Data supplied START

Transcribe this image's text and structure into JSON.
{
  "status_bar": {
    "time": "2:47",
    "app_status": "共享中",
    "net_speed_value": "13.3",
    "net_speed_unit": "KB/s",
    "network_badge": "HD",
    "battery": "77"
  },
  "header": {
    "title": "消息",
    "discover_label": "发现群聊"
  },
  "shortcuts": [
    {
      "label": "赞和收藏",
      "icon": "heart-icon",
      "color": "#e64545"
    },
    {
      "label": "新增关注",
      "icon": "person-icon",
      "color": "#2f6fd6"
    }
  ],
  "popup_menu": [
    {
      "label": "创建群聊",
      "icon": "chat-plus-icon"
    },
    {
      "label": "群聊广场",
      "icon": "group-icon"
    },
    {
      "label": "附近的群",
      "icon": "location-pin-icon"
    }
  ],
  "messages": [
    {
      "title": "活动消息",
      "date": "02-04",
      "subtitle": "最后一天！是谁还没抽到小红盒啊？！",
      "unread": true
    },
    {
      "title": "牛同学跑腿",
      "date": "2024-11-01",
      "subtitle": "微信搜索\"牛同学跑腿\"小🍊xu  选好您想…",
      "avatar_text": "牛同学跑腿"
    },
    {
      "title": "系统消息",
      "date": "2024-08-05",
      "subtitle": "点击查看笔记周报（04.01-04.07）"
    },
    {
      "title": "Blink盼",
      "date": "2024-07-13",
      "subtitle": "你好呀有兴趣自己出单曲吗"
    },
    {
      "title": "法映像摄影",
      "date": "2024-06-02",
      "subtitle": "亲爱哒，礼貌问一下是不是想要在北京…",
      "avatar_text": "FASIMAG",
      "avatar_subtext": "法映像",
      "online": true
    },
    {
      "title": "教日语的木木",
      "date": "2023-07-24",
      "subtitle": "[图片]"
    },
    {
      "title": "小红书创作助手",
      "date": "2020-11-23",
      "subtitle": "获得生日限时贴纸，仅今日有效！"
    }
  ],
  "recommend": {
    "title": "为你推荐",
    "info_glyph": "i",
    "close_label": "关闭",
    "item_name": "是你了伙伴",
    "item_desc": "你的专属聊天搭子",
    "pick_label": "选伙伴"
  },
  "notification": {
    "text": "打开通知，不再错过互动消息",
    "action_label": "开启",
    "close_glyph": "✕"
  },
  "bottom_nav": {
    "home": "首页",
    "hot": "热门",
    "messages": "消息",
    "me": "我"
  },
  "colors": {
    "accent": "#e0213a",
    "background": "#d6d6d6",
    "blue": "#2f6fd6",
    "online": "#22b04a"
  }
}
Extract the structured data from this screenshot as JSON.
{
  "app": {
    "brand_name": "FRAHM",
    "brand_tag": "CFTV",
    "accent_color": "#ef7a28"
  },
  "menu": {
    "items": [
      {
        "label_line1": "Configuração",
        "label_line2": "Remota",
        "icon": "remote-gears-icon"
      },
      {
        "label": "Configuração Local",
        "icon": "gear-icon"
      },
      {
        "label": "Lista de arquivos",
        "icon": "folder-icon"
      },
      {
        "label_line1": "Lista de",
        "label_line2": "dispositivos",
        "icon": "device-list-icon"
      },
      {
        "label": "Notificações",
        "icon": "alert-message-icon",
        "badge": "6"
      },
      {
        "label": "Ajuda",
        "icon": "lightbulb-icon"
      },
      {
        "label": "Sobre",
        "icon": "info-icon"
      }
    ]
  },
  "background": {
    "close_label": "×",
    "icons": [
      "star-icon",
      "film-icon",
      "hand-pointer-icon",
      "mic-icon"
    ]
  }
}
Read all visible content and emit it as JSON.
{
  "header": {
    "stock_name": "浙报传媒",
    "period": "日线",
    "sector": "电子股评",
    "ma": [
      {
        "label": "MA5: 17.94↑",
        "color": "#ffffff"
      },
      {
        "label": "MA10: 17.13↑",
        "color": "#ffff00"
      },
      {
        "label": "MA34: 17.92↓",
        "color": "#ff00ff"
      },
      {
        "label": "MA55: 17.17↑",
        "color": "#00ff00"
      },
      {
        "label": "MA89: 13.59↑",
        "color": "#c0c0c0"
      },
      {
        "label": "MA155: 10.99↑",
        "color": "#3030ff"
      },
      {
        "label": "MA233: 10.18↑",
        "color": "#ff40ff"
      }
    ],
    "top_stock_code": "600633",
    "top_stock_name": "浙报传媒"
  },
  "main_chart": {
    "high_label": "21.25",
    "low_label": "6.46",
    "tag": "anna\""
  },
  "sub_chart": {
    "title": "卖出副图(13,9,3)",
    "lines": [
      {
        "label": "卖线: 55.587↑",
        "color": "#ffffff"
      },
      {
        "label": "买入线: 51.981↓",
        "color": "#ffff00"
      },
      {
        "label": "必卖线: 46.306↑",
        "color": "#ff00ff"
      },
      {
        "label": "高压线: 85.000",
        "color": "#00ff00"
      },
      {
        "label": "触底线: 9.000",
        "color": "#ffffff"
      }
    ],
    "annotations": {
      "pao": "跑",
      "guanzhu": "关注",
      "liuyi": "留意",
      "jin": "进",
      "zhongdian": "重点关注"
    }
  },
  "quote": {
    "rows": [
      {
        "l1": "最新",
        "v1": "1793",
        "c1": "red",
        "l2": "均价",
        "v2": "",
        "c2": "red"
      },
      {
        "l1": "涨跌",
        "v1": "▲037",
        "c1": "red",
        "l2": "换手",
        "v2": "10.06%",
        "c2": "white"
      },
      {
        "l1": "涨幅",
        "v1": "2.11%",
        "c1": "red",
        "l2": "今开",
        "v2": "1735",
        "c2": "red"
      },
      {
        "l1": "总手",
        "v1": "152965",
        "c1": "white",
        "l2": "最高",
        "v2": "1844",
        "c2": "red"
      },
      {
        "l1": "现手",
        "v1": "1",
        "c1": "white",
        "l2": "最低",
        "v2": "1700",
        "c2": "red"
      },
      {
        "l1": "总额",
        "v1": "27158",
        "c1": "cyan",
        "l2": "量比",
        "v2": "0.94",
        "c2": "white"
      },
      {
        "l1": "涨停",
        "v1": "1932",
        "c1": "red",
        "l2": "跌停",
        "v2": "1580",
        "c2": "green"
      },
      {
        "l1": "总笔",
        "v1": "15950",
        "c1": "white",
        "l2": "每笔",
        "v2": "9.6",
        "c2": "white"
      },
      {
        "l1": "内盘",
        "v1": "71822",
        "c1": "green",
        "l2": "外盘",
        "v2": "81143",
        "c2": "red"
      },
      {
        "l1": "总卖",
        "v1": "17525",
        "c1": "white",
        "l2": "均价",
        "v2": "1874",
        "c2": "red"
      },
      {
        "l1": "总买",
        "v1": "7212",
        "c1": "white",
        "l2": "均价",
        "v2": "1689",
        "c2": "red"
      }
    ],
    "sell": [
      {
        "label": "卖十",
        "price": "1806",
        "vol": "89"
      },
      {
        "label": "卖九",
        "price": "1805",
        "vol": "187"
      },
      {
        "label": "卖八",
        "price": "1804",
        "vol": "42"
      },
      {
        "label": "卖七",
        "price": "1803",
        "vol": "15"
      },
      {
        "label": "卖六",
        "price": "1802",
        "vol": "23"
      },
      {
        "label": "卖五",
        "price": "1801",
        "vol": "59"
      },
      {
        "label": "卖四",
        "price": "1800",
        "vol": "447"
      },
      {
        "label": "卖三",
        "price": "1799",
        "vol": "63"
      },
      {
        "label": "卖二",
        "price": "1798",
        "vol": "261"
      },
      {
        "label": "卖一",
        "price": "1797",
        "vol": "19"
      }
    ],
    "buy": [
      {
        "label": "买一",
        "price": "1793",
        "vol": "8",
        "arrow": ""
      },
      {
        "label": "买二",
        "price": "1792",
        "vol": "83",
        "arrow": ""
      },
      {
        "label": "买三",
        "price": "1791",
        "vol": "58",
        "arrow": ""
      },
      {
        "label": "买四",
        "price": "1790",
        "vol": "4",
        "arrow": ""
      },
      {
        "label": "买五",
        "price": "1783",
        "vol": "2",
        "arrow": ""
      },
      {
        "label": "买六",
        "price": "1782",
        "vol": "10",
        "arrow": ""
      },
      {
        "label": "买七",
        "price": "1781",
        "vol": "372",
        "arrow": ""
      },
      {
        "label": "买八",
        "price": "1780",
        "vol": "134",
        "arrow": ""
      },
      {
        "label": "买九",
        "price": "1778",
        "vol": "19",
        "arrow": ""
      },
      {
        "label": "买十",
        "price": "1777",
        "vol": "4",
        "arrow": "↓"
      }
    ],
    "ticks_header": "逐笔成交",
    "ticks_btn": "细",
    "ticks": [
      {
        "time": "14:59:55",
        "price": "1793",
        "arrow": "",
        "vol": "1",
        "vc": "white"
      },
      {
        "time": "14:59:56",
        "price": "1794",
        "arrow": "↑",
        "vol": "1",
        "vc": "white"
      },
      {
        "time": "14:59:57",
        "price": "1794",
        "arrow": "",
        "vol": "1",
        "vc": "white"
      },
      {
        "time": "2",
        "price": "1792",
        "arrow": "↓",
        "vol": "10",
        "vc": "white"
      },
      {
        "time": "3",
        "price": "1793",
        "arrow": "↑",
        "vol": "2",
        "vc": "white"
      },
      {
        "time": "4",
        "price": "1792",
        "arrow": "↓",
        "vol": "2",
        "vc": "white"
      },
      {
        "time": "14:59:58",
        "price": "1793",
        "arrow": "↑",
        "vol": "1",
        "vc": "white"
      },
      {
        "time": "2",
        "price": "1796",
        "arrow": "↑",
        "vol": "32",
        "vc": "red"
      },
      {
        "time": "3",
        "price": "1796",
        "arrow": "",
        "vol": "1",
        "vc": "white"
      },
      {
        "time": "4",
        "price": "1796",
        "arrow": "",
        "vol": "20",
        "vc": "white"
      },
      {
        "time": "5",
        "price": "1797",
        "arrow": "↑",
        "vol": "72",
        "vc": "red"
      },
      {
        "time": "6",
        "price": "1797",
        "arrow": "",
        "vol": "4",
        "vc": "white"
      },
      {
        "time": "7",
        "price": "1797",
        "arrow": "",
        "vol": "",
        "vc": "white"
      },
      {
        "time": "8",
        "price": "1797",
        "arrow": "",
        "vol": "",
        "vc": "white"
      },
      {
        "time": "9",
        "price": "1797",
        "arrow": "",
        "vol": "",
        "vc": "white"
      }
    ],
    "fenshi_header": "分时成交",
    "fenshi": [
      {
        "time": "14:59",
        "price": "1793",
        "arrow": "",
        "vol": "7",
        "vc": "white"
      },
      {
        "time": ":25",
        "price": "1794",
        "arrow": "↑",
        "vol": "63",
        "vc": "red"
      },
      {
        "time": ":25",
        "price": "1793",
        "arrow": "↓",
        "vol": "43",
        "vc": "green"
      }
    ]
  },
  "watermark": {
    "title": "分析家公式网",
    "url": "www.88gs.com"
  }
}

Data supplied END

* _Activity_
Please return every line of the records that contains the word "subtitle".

* _Result below_
      "subtitle": "最后一天！是谁还没抽到小红盒啊？！",
      "subtitle": "微信搜索\"牛同学跑腿\"小🍊xu  选好您想…",
      "subtitle": "点击查看笔记周报（04.01-04.07）"
      "subtitle": "你好呀有兴趣自己出单曲吗"
      "subtitle": "亲爱哒，礼貌问一下是不是想要在北京…",
      "subtitle": "[图片]"
      "subtitle": "获得生日限时贴纸，仅今日有效！"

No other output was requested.